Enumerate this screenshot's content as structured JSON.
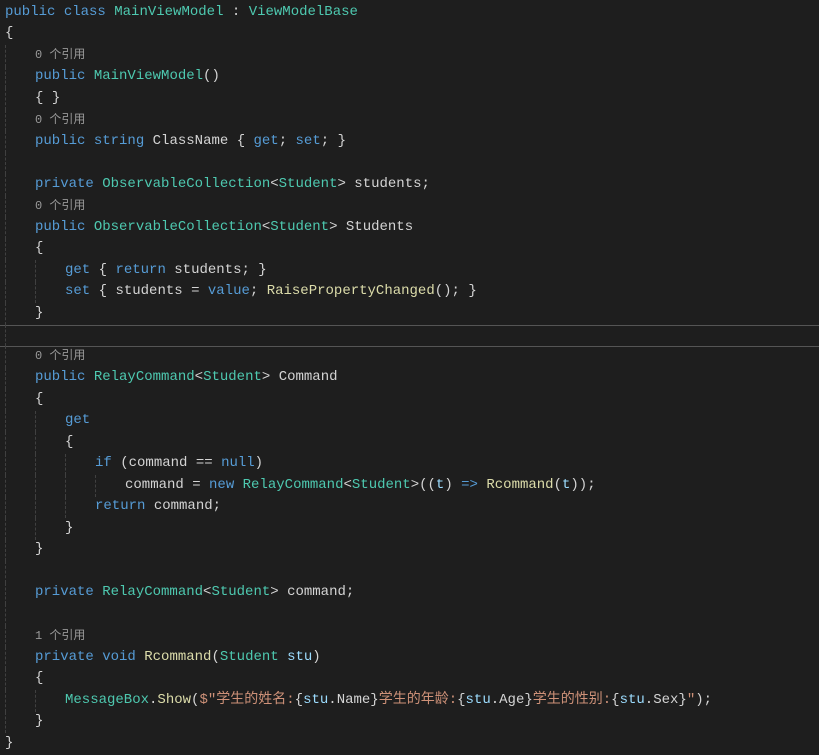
{
  "tokens": {
    "public": "public",
    "class": "class",
    "MainViewModel": "MainViewModel",
    "colon": ":",
    "ViewModelBase": "ViewModelBase",
    "lbrace": "{",
    "rbrace": "}",
    "ref0": "0 个引用",
    "ref1": "1 个引用",
    "MainViewModel_ctor": "MainViewModel",
    "lparen": "(",
    "rparen": ")",
    "string": "string",
    "ClassName": "ClassName",
    "get": "get",
    "set": "set",
    "semi": ";",
    "private": "private",
    "ObservableCollection": "ObservableCollection",
    "lt": "<",
    "gt": ">",
    "Student": "Student",
    "students": "students",
    "Students": "Students",
    "return": "return",
    "eq": "=",
    "value": "value",
    "RaisePropertyChanged": "RaisePropertyChanged",
    "RelayCommand": "RelayCommand",
    "Command": "Command",
    "if": "if",
    "command": "command",
    "eqeq": "==",
    "null": "null",
    "new": "new",
    "t": "t",
    "arrow": "=>",
    "Rcommand": "Rcommand",
    "void": "void",
    "stu": "stu",
    "MessageBox": "MessageBox",
    "dot": ".",
    "Show": "Show",
    "dollar": "$",
    "quote": "\"",
    "str_name": "学生的姓名:",
    "Name": "Name",
    "str_age": "学生的年龄:",
    "Age": "Age",
    "str_sex": "学生的性别:",
    "Sex": "Sex",
    "lbrace_interp": "{",
    "rbrace_interp": "}",
    "comma": ","
  }
}
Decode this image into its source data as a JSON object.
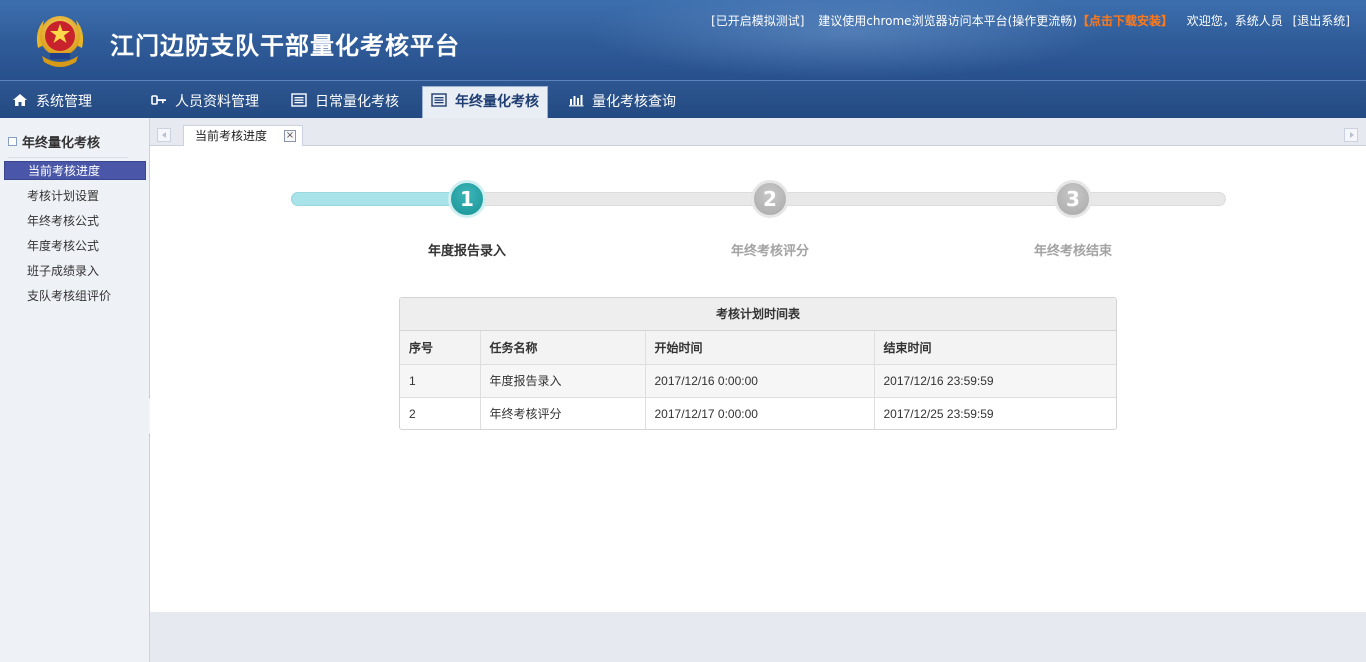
{
  "header": {
    "title": "江门边防支队干部量化考核平台",
    "emblem_icon": "police-emblem-icon",
    "mock_test": "[已开启模拟测试]",
    "browser_tip": "建议使用chrome浏览器访问本平台(操作更流畅)",
    "download": "【点击下载安装】",
    "welcome": "欢迎您，系统人员",
    "logout": "[退出系统]"
  },
  "nav": {
    "items": [
      {
        "label": "系统管理",
        "icon": "home-icon"
      },
      {
        "label": "人员资料管理",
        "icon": "key-icon"
      },
      {
        "label": "日常量化考核",
        "icon": "list-icon"
      },
      {
        "label": "年终量化考核",
        "icon": "list-icon"
      },
      {
        "label": "量化考核查询",
        "icon": "bar-chart-icon"
      }
    ],
    "active_index": 3
  },
  "sidebar": {
    "title": "年终量化考核",
    "items": [
      {
        "label": "当前考核进度"
      },
      {
        "label": "考核计划设置"
      },
      {
        "label": "年终考核公式"
      },
      {
        "label": "年度考核公式"
      },
      {
        "label": "班子成绩录入"
      },
      {
        "label": "支队考核组评价"
      }
    ],
    "active_index": 0
  },
  "tabs": [
    {
      "label": "当前考核进度",
      "close": "×"
    }
  ],
  "steps": {
    "progress_fraction": 0.17,
    "items": [
      {
        "number": "1",
        "label": "年度报告录入",
        "state": "done"
      },
      {
        "number": "2",
        "label": "年终考核评分",
        "state": "todo"
      },
      {
        "number": "3",
        "label": "年终考核结束",
        "state": "todo"
      }
    ]
  },
  "schedule": {
    "title": "考核计划时间表",
    "headers": [
      "序号",
      "任务名称",
      "开始时间",
      "结束时间"
    ],
    "rows": [
      [
        "1",
        "年度报告录入",
        "2017/12/16 0:00:00",
        "2017/12/16 23:59:59"
      ],
      [
        "2",
        "年终考核评分",
        "2017/12/17 0:00:00",
        "2017/12/25 23:59:59"
      ]
    ]
  },
  "colors": {
    "header_blue": "#2f5b98",
    "active_side": "#4a57a8",
    "step_done": "#1a9396",
    "download_orange": "#ff7a1a"
  }
}
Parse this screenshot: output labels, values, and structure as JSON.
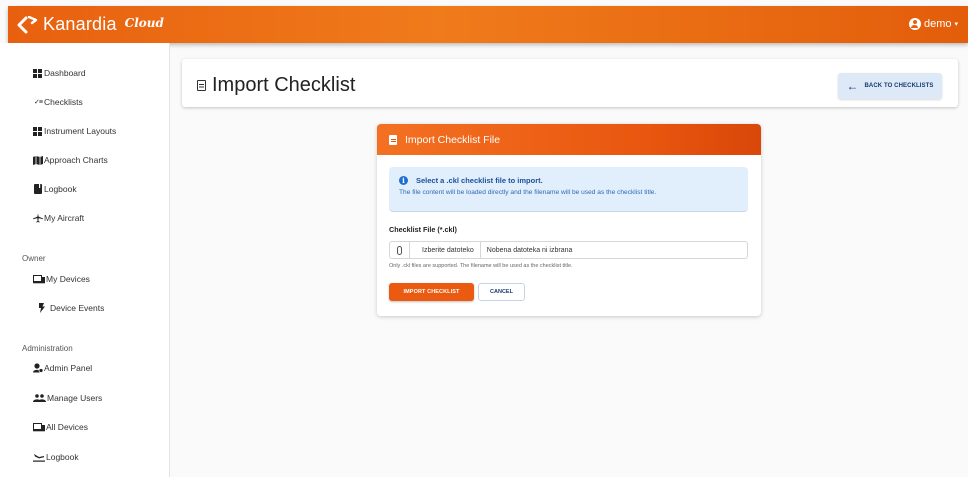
{
  "app": {
    "brand": "Kanardia",
    "brand_suffix": "Cloud",
    "user": "demo",
    "user_caret": "▾"
  },
  "sidebar": {
    "items": [
      {
        "label": "Dashboard",
        "icon": "dashboard-icon"
      },
      {
        "label": "Checklists",
        "icon": "checklist-icon"
      },
      {
        "label": "Instrument Layouts",
        "icon": "layout-icon"
      },
      {
        "label": "Approach Charts",
        "icon": "map-icon"
      },
      {
        "label": "Logbook",
        "icon": "book-icon"
      },
      {
        "label": "My Aircraft",
        "icon": "airplane-icon"
      }
    ],
    "owner_title": "Owner",
    "owner_items": [
      {
        "label": "My Devices",
        "icon": "devices-icon"
      },
      {
        "label": "Device Events",
        "icon": "bolt-icon"
      }
    ],
    "admin_title": "Administration",
    "admin_items": [
      {
        "label": "Admin Panel",
        "icon": "admin-icon"
      },
      {
        "label": "Manage Users",
        "icon": "users-icon"
      },
      {
        "label": "All Devices",
        "icon": "devices-icon"
      },
      {
        "label": "Logbook",
        "icon": "flight-log-icon"
      }
    ]
  },
  "header": {
    "title": "Import Checklist",
    "back_label": "BACK TO CHECKLISTS",
    "back_arrow": "←"
  },
  "card": {
    "title": "Import Checklist File",
    "info_title": "Select a .ckl checklist file to import.",
    "info_text": "The file content will be loaded directly and the filename will be used as the checklist title.",
    "field_label": "Checklist File (*.ckl)",
    "choose_label": "Izberite datoteko",
    "file_name": "Nobena datoteka ni izbrana",
    "hint": "Only .ckl files are supported. The filename will be used as the checklist title.",
    "import_label": "IMPORT CHECKLIST",
    "cancel_label": "CANCEL"
  },
  "colors": {
    "accent": "#ea5a10",
    "info_bg": "#e1eefb",
    "info_text": "#2e6ab8"
  }
}
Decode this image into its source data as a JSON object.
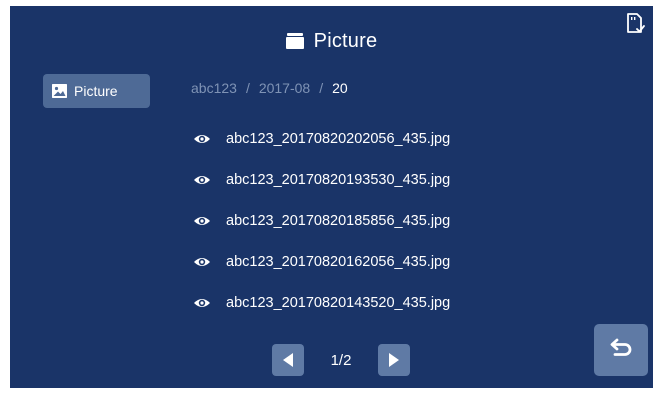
{
  "header": {
    "title": "Picture",
    "folder_icon": "folder-icon"
  },
  "status": {
    "sd_icon": "sd-card-check-icon"
  },
  "sidebar": {
    "tab_label": "Picture",
    "tab_icon": "image-icon"
  },
  "breadcrumb": {
    "parts": [
      "abc123",
      "2017-08",
      "20"
    ],
    "separator": "/"
  },
  "files": [
    {
      "name": "abc123_20170820202056_435.jpg",
      "icon": "eye-icon"
    },
    {
      "name": "abc123_20170820193530_435.jpg",
      "icon": "eye-icon"
    },
    {
      "name": "abc123_20170820185856_435.jpg",
      "icon": "eye-icon"
    },
    {
      "name": "abc123_20170820162056_435.jpg",
      "icon": "eye-icon"
    },
    {
      "name": "abc123_20170820143520_435.jpg",
      "icon": "eye-icon"
    }
  ],
  "pager": {
    "text": "1/2",
    "prev_icon": "prev-page-icon",
    "next_icon": "next-page-icon"
  },
  "back": {
    "icon": "back-arrow-icon"
  },
  "colors": {
    "background": "#1a3468",
    "button": "#5f7aa5",
    "tab": "#4e6a96",
    "breadcrumb_dim": "#7f93b5"
  }
}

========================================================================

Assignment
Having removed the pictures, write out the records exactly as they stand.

Task answer
Enumerate this screenshot's content as structured JSON.
{
  "tokens": {
    "public": "public",
    "class": "class",
    "MainViewModel": "MainViewModel",
    "colon": ":",
    "ViewModelBase": "ViewModelBase",
    "lbrace": "{",
    "rbrace": "}",
    "ref0": "0 个引用",
    "ref1": "1 个引用",
    "MainViewModel_ctor": "MainViewModel",
    "lparen": "(",
    "rparen": ")",
    "string": "string",
    "ClassName": "ClassName",
    "get": "get",
    "set": "set",
    "semi": ";",
    "private": "private",
    "ObservableCollection": "ObservableCollection",
    "lt": "<",
    "gt": ">",
    "Student": "Student",
    "students": "students",
    "Students": "Students",
    "return": "return",
    "eq": "=",
    "value": "value",
    "RaisePropertyChanged": "RaisePropertyChanged",
    "RelayCommand": "RelayCommand",
    "Command": "Command",
    "if": "if",
    "command": "command",
    "eqeq": "==",
    "null": "null",
    "new": "new",
    "t": "t",
    "arrow": "=>",
    "Rcommand": "Rcommand",
    "void": "void",
    "stu": "stu",
    "MessageBox": "MessageBox",
    "dot": ".",
    "Show": "Show",
    "dollar": "$",
    "quote": "\"",
    "str_name": "学生的姓名:",
    "Name": "Name",
    "str_age": "学生的年龄:",
    "Age": "Age",
    "str_sex": "学生的性别:",
    "Sex": "Sex",
    "lbrace_interp": "{",
    "rbrace_interp": "}",
    "comma": ","
  }
}
Decode this image into its source data as a JSON object.
{
  "header": {
    "title": "江门边防支队干部量化考核平台",
    "emblem_icon": "police-emblem-icon",
    "mock_test": "[已开启模拟测试]",
    "browser_tip": "建议使用chrome浏览器访问本平台(操作更流畅)",
    "download": "【点击下载安装】",
    "welcome": "欢迎您，系统人员",
    "logout": "[退出系统]"
  },
  "nav": {
    "items": [
      {
        "label": "系统管理",
        "icon": "home-icon"
      },
      {
        "label": "人员资料管理",
        "icon": "key-icon"
      },
      {
        "label": "日常量化考核",
        "icon": "list-icon"
      },
      {
        "label": "年终量化考核",
        "icon": "list-icon"
      },
      {
        "label": "量化考核查询",
        "icon": "bar-chart-icon"
      }
    ],
    "active_index": 3
  },
  "sidebar": {
    "title": "年终量化考核",
    "items": [
      {
        "label": "当前考核进度"
      },
      {
        "label": "考核计划设置"
      },
      {
        "label": "年终考核公式"
      },
      {
        "label": "年度考核公式"
      },
      {
        "label": "班子成绩录入"
      },
      {
        "label": "支队考核组评价"
      }
    ],
    "active_index": 0
  },
  "tabs": [
    {
      "label": "当前考核进度",
      "close": "×"
    }
  ],
  "steps": {
    "progress_fraction": 0.17,
    "items": [
      {
        "number": "1",
        "label": "年度报告录入",
        "state": "done"
      },
      {
        "number": "2",
        "label": "年终考核评分",
        "state": "todo"
      },
      {
        "number": "3",
        "label": "年终考核结束",
        "state": "todo"
      }
    ]
  },
  "schedule": {
    "title": "考核计划时间表",
    "headers": [
      "序号",
      "任务名称",
      "开始时间",
      "结束时间"
    ],
    "rows": [
      [
        "1",
        "年度报告录入",
        "2017/12/16 0:00:00",
        "2017/12/16 23:59:59"
      ],
      [
        "2",
        "年终考核评分",
        "2017/12/17 0:00:00",
        "2017/12/25 23:59:59"
      ]
    ]
  },
  "colors": {
    "header_blue": "#2f5b98",
    "active_side": "#4a57a8",
    "step_done": "#1a9396",
    "download_orange": "#ff7a1a"
  }
}
Parse this screenshot: output labels, values, and structure as JSON.
{
  "app": {
    "brand": "Kanardia",
    "brand_suffix": "Cloud",
    "user": "demo",
    "user_caret": "▾"
  },
  "sidebar": {
    "items": [
      {
        "label": "Dashboard",
        "icon": "dashboard-icon"
      },
      {
        "label": "Checklists",
        "icon": "checklist-icon"
      },
      {
        "label": "Instrument Layouts",
        "icon": "layout-icon"
      },
      {
        "label": "Approach Charts",
        "icon": "map-icon"
      },
      {
        "label": "Logbook",
        "icon": "book-icon"
      },
      {
        "label": "My Aircraft",
        "icon": "airplane-icon"
      }
    ],
    "owner_title": "Owner",
    "owner_items": [
      {
        "label": "My Devices",
        "icon": "devices-icon"
      },
      {
        "label": "Device Events",
        "icon": "bolt-icon"
      }
    ],
    "admin_title": "Administration",
    "admin_items": [
      {
        "label": "Admin Panel",
        "icon": "admin-icon"
      },
      {
        "label": "Manage Users",
        "icon": "users-icon"
      },
      {
        "label": "All Devices",
        "icon": "devices-icon"
      },
      {
        "label": "Logbook",
        "icon": "flight-log-icon"
      }
    ]
  },
  "header": {
    "title": "Import Checklist",
    "back_label": "BACK TO CHECKLISTS",
    "back_arrow": "←"
  },
  "card": {
    "title": "Import Checklist File",
    "info_title": "Select a .ckl checklist file to import.",
    "info_text": "The file content will be loaded directly and the filename will be used as the checklist title.",
    "field_label": "Checklist File (*.ckl)",
    "choose_label": "Izberite datoteko",
    "file_name": "Nobena datoteka ni izbrana",
    "hint": "Only .ckl files are supported. The filename will be used as the checklist title.",
    "import_label": "IMPORT CHECKLIST",
    "cancel_label": "CANCEL"
  },
  "colors": {
    "accent": "#ea5a10",
    "info_bg": "#e1eefb",
    "info_text": "#2e6ab8"
  }
}
Decode this image into its source data as a JSON object.
{
  "header": {
    "title": "Picture",
    "folder_icon": "folder-icon"
  },
  "status": {
    "sd_icon": "sd-card-check-icon"
  },
  "sidebar": {
    "tab_label": "Picture",
    "tab_icon": "image-icon"
  },
  "breadcrumb": {
    "parts": [
      "abc123",
      "2017-08",
      "20"
    ],
    "separator": "/"
  },
  "files": [
    {
      "name": "abc123_20170820202056_435.jpg",
      "icon": "eye-icon"
    },
    {
      "name": "abc123_20170820193530_435.jpg",
      "icon": "eye-icon"
    },
    {
      "name": "abc123_20170820185856_435.jpg",
      "icon": "eye-icon"
    },
    {
      "name": "abc123_20170820162056_435.jpg",
      "icon": "eye-icon"
    },
    {
      "name": "abc123_20170820143520_435.jpg",
      "icon": "eye-icon"
    }
  ],
  "pager": {
    "text": "1/2",
    "prev_icon": "prev-page-icon",
    "next_icon": "next-page-icon"
  },
  "back": {
    "icon": "back-arrow-icon"
  },
  "colors": {
    "background": "#1a3468",
    "button": "#5f7aa5",
    "tab": "#4e6a96",
    "breadcrumb_dim": "#7f93b5"
  }
}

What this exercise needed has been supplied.